TSII #P4 took so long partly because I made two of them.  It was clear to me I'd be working with Breyer's InOlvidable, Linda York's Peruvian Paso, for a long time to come.  Despite having made three previous Peruvian Paso sets, I wanted to improve, perfect and standardize my techniques for the one mold.  I did something I've never done before: I created a mockup, a test saddle, purely for engineering purposes.  The trick worked.  I call it #P3.5.  Naturally I've always wanted a Peruvian saddle for myself; but to make this one show-worthy I shall have to practically tear it apart again and tool it.  Perhaps that is my fate.  I could write books on how tackmakers should, mentally at least, always be ready to destroy their own work...
This is Timaru Star II #P4, shown on my horse Fazioli.  This set was begun in December of 2005 (the design work started in November) and finished in January.  It was the first Peruvian I'd made with braided-rawhide binding on the cantle and pommel, and shows what is possible with a color combination approach of "rust-red-and-rawhide" tones, plus braidwork (the braided applique (white lines) on skirt and tapacola).  Like the silver Parade sets, the amount and location of silver and decoration on a Peruvian is fixed by the shape and style of the saddles themselves; but within these constraints there is still a great deal of individual variation possible.

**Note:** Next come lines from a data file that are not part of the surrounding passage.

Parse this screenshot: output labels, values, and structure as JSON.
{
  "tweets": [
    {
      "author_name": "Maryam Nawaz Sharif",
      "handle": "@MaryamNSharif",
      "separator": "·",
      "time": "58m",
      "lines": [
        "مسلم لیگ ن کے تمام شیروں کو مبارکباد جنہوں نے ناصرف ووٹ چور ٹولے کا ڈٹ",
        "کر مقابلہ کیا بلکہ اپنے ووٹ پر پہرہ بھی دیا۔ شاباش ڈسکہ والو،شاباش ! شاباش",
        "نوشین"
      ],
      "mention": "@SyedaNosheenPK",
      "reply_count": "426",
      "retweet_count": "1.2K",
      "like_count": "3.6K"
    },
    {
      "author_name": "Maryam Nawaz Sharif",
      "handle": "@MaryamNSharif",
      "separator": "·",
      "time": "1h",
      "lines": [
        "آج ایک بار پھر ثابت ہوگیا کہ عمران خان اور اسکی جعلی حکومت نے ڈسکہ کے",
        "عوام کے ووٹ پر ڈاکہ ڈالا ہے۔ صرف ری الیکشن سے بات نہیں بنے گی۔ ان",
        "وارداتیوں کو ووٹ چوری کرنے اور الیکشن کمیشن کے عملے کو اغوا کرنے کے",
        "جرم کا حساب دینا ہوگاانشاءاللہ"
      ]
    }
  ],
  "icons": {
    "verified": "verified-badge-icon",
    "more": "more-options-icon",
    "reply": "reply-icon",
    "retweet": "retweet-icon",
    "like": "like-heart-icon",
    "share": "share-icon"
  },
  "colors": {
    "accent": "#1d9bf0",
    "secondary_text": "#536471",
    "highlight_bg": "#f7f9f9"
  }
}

This offside shot of the P4 shows the tooling and braidwork.  It also shows how it is sometimes necessary to distort and warp the very shape of a saddle in order to get it to fit a certain model's back.  In order not to extend over the hips, the saddle was shrunk fore-and-aft; and it was lengthened towards the belly in order to look correct from the side on this model.  If you view full-scale Peruvian saddles you will see this is so; real saddles are almost twice as long as this one and shallower.  You might also conclude that the Yorkie has a savagely compressed back and neck, and no withers whatsoever.  Model tackmakers are often saddled with such difficulties; the "art" is make the horse look absolutely as good as possible.  I give thanks that dolls' hips are so narrow. :)
This was taken outdoors on a cloudy winter day.  I have found no substitute for outdoor light.  Of course the Jaquima or halter is missing, having been sent to the customer months before.  This view of #P4 is evidence of how difficult it is to 'keep around' the many parts of a Peruvian Paso saddle set.  The creation of #P4 was spread out from June of 2005 to January of 2006, a total of eight months.  Model tackmaking is a series of accumulations of intensities, a juggling of time and attention and skill.  To quote Caroline Hamilton, "State of the art [models]... cost a great deal of money, even if there is no such thing as a rich dolls' house builder."